Freezing genetic samples from plant and animal species is all the rage these days, with projects ranging from San Diego's Frozen Zoo to the UK's Frozen Ark. But New York's American Museum of Natural History recently scored a scientific coup when the U.S. National Park Service signed an agreement to store endangered species samples in the museum's underground lab, which will be one of the largest such repositories in the country.
The innocuously-named Ambrose Monell Collection for Molecular and Microbial Research was established in 2001 to provide free samples for geneticists. Eight cryogenic vats can store up to 1 million frozen tissue samples in racks cooled by liquid nitrogen at –256 degrees Fahrenheit (–160 degrees Celsius), and all samples are linked to a computer database.
AP reports that the first new submissions will be blood samples from foxes in California's Channel Islands National Park, as well as the American crocodile and Hawaiian goose. Many more will likely follow, given that the National Park Service oversees lands containing many of the nearly 400 endangered vertebrate species in the United States and lacks the facilities to store such samples themselves, according to Scientific American.
No one's planning to use the samples for frozen resurrection or to enact a modern-day Jurassic Park effort--researchers simply want to track how species are changing due to environmental pressures. The frozen samples will still speak to scientists in ways that may help save the planet's dwindling species.

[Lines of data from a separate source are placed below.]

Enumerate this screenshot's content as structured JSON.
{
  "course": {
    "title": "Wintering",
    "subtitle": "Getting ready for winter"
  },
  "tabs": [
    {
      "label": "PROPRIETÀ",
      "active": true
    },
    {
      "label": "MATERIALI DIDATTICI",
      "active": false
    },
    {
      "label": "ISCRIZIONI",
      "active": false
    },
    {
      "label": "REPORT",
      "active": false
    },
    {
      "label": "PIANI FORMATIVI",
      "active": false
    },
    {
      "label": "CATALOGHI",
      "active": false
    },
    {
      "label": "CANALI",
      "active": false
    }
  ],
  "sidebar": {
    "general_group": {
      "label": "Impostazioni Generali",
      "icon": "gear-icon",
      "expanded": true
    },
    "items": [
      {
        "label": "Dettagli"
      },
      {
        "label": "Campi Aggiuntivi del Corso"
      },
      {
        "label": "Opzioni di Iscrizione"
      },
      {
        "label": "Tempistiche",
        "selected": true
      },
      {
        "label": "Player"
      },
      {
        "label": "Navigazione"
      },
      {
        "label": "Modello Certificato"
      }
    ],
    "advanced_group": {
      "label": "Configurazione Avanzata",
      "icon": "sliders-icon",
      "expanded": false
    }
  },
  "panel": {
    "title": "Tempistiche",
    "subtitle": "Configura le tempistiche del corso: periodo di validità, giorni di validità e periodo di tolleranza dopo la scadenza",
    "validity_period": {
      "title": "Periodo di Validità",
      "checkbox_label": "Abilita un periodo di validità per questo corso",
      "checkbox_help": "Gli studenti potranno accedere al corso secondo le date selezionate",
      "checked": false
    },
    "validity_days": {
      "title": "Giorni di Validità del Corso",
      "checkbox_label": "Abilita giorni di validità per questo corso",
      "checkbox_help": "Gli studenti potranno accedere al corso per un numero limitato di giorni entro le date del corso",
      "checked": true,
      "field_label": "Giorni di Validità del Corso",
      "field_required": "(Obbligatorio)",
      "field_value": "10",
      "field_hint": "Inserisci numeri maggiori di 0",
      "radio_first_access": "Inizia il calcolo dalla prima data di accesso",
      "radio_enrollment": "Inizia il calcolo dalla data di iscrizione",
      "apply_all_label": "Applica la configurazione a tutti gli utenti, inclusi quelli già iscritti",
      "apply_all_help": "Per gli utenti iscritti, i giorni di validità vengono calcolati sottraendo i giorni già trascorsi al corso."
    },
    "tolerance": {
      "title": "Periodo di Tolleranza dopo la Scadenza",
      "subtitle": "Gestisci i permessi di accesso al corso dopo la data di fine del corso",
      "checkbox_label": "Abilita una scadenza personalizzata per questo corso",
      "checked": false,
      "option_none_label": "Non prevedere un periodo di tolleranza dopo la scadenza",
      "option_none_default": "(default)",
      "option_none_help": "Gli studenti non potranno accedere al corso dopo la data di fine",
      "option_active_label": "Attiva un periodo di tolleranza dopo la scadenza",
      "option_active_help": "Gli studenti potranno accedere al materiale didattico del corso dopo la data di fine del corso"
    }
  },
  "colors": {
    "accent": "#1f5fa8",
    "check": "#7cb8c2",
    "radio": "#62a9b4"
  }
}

Cool stuff for sure. However, the Doomsday Vault buried 400 feet inside an Arctic mountain still takes the prize for spookiest bio-repo/mad scientist's lair.